**Task goal:** Scan the entries for the word "Vertices", and copy every line where it appears.

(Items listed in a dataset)
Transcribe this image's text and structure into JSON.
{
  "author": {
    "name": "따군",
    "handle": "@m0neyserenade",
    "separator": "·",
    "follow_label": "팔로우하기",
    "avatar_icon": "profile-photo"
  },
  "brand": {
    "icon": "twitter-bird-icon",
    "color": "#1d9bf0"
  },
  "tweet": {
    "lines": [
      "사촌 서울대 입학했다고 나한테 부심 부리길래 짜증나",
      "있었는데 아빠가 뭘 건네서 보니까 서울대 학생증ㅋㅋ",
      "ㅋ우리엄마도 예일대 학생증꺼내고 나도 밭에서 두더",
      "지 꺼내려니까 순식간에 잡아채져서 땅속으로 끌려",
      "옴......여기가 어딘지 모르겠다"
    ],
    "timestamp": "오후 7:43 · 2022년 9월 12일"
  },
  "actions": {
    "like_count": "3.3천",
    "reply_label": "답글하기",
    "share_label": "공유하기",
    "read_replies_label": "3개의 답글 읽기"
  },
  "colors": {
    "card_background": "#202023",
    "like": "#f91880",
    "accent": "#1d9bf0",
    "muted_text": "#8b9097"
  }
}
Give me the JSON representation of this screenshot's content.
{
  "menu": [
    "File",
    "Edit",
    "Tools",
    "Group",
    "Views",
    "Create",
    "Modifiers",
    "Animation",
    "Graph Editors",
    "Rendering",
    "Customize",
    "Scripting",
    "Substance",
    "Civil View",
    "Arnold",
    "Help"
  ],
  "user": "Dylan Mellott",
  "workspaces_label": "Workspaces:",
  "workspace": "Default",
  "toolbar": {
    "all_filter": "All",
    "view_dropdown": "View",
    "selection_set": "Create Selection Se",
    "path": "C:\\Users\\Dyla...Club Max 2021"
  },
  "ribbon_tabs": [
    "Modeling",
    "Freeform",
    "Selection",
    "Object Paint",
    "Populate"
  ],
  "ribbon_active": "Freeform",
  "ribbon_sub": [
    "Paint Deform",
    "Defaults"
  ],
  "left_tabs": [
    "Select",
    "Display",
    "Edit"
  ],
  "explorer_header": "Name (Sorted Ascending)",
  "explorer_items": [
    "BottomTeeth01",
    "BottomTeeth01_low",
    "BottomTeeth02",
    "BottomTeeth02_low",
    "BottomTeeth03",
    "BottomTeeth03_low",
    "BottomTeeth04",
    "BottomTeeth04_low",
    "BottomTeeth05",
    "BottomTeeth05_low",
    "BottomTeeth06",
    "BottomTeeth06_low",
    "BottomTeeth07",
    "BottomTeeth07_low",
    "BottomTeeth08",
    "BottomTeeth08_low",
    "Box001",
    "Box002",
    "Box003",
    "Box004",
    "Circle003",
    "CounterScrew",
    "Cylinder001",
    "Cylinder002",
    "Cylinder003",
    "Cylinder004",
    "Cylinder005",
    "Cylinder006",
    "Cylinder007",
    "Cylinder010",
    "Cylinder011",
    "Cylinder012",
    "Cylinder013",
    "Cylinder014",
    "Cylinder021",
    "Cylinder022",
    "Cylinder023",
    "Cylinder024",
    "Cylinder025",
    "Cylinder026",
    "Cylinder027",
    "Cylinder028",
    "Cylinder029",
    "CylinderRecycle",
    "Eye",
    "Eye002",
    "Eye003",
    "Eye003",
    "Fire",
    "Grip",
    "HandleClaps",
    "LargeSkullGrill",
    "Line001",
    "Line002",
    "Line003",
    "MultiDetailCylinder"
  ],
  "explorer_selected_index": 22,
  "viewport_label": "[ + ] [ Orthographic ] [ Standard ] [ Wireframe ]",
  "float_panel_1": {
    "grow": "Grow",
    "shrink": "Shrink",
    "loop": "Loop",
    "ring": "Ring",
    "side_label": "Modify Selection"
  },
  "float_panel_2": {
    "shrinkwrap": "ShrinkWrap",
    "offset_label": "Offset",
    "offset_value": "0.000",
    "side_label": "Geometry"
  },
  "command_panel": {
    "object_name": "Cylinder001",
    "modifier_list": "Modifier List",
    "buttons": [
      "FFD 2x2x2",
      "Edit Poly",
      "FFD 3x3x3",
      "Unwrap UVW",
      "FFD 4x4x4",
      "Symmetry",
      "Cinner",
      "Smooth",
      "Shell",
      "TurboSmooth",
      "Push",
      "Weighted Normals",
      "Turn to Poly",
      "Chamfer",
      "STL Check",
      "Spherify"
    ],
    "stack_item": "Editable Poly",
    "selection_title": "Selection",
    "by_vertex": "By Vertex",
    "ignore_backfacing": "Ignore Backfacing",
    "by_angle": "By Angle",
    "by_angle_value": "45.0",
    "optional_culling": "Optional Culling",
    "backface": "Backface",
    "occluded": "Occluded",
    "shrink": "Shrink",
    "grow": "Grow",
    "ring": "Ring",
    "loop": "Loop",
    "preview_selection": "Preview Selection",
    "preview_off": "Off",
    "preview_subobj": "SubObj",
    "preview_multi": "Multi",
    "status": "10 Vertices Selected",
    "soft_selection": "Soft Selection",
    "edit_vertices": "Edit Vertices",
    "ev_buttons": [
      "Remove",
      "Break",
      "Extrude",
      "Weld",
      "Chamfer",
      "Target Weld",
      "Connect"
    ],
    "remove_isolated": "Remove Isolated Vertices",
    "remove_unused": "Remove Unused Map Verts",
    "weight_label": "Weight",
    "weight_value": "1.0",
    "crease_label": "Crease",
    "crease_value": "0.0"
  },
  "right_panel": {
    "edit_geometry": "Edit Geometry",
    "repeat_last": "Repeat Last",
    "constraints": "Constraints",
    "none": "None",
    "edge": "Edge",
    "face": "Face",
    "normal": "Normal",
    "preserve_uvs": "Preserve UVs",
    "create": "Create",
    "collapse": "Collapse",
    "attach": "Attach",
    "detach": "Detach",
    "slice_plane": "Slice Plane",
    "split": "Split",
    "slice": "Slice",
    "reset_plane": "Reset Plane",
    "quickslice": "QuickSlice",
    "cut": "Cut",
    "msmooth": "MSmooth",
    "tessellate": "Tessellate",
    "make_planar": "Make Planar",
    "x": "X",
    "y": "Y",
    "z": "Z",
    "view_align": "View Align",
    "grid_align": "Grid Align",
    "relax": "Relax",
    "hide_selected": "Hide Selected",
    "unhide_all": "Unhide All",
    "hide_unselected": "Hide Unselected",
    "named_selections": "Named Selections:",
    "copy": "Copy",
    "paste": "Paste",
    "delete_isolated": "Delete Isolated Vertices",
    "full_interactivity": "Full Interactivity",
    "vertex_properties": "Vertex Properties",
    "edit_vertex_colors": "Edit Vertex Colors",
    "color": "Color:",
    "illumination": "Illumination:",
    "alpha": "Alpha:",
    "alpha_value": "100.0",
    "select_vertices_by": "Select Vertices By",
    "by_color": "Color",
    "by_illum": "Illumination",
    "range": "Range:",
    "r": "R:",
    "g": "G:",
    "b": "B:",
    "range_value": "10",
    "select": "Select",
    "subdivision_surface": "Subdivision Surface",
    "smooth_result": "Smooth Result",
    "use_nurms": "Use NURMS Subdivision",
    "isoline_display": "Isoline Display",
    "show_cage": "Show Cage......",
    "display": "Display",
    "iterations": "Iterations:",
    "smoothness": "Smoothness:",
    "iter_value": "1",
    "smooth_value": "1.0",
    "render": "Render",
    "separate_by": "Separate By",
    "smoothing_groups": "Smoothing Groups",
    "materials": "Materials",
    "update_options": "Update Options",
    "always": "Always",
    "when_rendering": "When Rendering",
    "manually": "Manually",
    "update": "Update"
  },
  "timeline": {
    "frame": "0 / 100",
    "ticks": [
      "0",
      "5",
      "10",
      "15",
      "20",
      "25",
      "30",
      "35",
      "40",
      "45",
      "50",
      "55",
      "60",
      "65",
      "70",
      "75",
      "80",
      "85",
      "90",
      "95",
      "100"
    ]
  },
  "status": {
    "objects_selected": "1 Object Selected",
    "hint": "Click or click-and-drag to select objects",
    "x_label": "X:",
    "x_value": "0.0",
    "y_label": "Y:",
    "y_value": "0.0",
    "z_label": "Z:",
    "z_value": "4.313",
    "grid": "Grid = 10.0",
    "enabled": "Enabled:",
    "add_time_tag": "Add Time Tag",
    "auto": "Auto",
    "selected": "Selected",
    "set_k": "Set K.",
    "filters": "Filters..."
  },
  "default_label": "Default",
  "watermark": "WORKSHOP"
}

**Solution below:**
    "status": "10 Vertices Selected",
    "edit_vertices": "Edit Vertices",
    "remove_isolated": "Remove Isolated Vertices",
    "delete_isolated": "Delete Isolated Vertices",
    "select_vertices_by": "Select Vertices By",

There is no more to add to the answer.